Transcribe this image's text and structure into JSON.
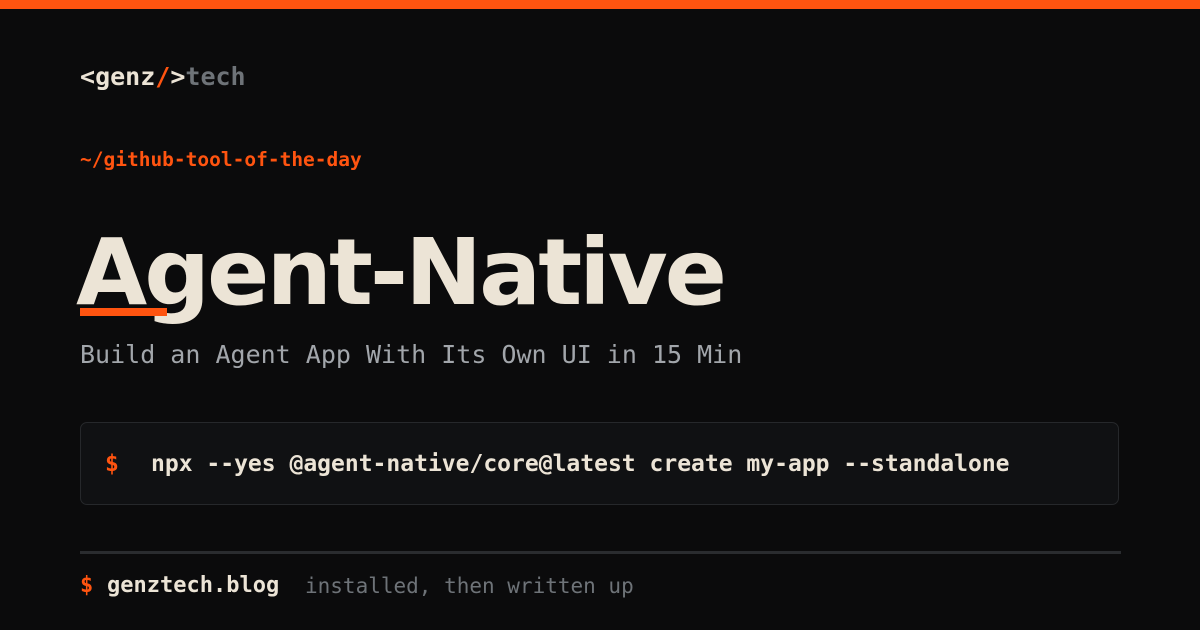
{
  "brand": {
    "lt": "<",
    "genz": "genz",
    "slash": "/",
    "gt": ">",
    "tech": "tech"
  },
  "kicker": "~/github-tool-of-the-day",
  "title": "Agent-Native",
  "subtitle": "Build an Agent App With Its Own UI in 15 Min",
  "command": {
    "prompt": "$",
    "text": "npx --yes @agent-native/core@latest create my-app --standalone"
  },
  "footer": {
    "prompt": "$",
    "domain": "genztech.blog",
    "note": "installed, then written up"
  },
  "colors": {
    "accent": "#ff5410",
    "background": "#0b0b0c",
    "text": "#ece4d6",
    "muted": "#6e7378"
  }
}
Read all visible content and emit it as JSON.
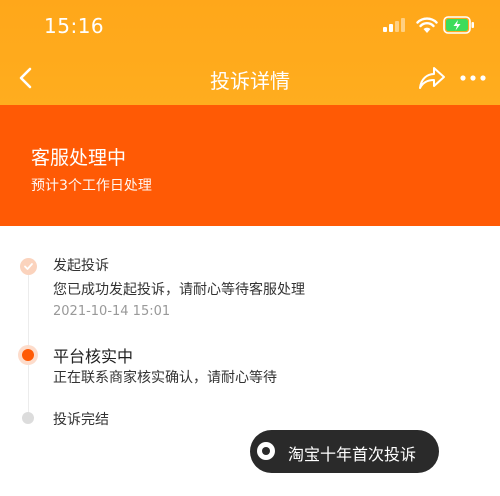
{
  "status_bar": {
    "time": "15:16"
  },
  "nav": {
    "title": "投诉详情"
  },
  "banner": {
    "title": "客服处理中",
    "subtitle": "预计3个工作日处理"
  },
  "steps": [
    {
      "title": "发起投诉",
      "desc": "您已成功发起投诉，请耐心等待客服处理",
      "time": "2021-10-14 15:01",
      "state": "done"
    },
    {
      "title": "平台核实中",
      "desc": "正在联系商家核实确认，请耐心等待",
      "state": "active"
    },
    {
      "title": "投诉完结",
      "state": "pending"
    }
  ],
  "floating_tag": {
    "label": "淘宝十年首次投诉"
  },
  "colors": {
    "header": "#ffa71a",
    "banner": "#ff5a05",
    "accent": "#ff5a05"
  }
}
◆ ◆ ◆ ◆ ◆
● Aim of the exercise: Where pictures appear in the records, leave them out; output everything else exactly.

● Written solution:
Transcribe this image's text and structure into JSON.
{
  "brand": {
    "lt": "<",
    "genz": "genz",
    "slash": "/",
    "gt": ">",
    "tech": "tech"
  },
  "kicker": "~/github-tool-of-the-day",
  "title": "Agent-Native",
  "subtitle": "Build an Agent App With Its Own UI in 15 Min",
  "command": {
    "prompt": "$",
    "text": "npx --yes @agent-native/core@latest create my-app --standalone"
  },
  "footer": {
    "prompt": "$",
    "domain": "genztech.blog",
    "note": "installed, then written up"
  },
  "colors": {
    "accent": "#ff5410",
    "background": "#0b0b0c",
    "text": "#ece4d6",
    "muted": "#6e7378"
  }
}
Read all visible content and emit it as JSON.
{
  "status_bar": {
    "time": "15:16"
  },
  "nav": {
    "title": "投诉详情"
  },
  "banner": {
    "title": "客服处理中",
    "subtitle": "预计3个工作日处理"
  },
  "steps": [
    {
      "title": "发起投诉",
      "desc": "您已成功发起投诉，请耐心等待客服处理",
      "time": "2021-10-14 15:01",
      "state": "done"
    },
    {
      "title": "平台核实中",
      "desc": "正在联系商家核实确认，请耐心等待",
      "state": "active"
    },
    {
      "title": "投诉完结",
      "state": "pending"
    }
  ],
  "floating_tag": {
    "label": "淘宝十年首次投诉"
  },
  "colors": {
    "header": "#ffa71a",
    "banner": "#ff5a05",
    "accent": "#ff5a05"
  }
}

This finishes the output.